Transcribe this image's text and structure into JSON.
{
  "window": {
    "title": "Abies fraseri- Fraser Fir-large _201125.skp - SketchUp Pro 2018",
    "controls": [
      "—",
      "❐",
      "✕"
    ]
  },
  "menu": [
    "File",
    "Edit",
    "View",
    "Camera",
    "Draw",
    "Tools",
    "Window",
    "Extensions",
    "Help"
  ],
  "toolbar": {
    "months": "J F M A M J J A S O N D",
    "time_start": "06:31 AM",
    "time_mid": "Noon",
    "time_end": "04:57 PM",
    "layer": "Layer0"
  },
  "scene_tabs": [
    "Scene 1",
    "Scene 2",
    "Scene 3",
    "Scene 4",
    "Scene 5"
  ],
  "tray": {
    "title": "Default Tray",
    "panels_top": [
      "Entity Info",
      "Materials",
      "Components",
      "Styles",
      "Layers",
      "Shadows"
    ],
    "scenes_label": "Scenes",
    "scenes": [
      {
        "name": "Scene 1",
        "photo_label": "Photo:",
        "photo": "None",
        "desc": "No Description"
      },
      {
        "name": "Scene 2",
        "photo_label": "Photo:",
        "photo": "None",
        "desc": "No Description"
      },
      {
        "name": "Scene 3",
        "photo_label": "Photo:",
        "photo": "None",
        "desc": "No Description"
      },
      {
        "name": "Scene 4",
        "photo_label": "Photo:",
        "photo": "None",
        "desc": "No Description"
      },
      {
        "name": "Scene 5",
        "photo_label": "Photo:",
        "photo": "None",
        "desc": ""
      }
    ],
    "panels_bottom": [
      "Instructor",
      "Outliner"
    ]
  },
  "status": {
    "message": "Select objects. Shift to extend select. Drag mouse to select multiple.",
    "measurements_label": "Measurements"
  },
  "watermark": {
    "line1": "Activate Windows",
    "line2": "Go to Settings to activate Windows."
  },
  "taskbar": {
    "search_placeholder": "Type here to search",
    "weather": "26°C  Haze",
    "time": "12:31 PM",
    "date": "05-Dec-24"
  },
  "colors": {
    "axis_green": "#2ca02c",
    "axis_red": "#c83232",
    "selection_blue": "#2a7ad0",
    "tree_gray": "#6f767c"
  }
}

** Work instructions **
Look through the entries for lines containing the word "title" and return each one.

** Written solution **
    "title": "Abies fraseri- Fraser Fir-large _201125.skp - SketchUp Pro 2018",
    "title": "Default Tray",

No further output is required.